After a few more agonizing minutes, the chief hung up with a sigh. He told me he had to run and asked me to lock up the station as I left. Within a minute I was alone, staring through the windshield at the fire trucks, ambulance, and vending machine in the quiet garage full of shadows that I hadn't noticed before. Bad words from the chief's one-sided phone call bounced around inside of me. The tears came on again, and I let them run their course this time, my work on the database finished. I sat back in the driver's seat and put my hands over my head, resting them on the weapon above. It felt nothing like the gun that I carry while playing a certain game on the Xbox; it felt cold, hard, and lethal.
Tuesday, March 2, 2010

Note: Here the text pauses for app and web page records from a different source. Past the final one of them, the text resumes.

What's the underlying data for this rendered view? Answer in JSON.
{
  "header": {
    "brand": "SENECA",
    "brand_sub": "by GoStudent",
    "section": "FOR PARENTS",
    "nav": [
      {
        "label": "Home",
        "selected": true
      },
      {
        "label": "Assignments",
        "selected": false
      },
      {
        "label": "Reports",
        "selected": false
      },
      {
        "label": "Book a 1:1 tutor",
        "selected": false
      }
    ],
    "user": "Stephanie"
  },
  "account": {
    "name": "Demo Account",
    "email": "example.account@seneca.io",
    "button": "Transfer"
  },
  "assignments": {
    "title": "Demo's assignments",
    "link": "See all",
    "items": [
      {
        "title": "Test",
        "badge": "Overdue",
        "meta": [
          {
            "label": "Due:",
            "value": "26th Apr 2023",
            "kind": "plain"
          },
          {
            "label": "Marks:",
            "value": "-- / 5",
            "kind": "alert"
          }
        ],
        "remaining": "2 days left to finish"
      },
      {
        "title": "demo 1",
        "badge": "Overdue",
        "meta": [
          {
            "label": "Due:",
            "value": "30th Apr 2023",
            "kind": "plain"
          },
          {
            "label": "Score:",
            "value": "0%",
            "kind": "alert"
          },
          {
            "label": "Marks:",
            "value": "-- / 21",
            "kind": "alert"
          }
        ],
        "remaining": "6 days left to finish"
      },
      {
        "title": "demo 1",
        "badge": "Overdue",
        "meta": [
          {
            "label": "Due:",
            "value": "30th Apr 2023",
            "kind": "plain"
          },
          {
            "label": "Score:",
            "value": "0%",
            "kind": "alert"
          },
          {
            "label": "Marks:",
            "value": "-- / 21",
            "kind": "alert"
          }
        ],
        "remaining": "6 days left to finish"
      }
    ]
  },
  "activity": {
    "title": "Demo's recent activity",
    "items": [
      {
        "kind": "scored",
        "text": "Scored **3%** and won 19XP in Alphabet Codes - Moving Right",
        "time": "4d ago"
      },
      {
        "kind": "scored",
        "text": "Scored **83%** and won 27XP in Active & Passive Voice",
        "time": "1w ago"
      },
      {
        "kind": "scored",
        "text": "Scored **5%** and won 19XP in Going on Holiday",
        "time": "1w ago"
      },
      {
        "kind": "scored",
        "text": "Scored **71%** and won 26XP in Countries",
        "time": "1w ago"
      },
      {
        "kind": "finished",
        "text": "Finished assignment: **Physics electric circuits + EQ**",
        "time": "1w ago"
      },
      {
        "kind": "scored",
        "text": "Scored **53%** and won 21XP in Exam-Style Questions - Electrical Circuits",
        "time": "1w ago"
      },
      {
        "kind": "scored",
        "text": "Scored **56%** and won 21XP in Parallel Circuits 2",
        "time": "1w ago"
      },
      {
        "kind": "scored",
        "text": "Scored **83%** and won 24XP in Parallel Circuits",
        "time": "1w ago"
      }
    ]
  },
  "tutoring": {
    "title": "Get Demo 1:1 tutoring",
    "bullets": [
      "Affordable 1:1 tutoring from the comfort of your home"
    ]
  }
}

This afternoon I was down at the police station, sitting in a cruiser. Above my head, in a ceiling rack, was an automatic rifle. It looked just like the one I carry while playing a certain game on the Xbox. The laptop I was working on took some time to reboot, so I spent my time checking out the buttons, switches, and equipment used to fight crime. The chief was on his phone, just a few feet away, so it was impossible to ignore the words that came; suicide, rifle, mess, nothing left, these words made their way into the air around him with the same ease that words like hard drive, update, software, and network make their way into the air around me. I felt a sudden sweat position itself in a fine layer over my skin, and a pain stabbed at my stomach. I willed the laptop on, begging it to find hidden speed in its aging processor so I could verify the updates to the database that kept the mean streets of New Hampshire safe and get away from that phone call. Instead, more words; scholarship, full-ride, honors, alcohol, drugs, pressure, parents, denial...they all gathered in my ears and pried their way into my head, forming a hot ball inside my skull. It was hard to breath softly and my eyes blurred, the tears making their daily appearance at an inopportune moment the way they always do. I wiped them away on my sleeve, and forced myself into the distractions of work. I carried on.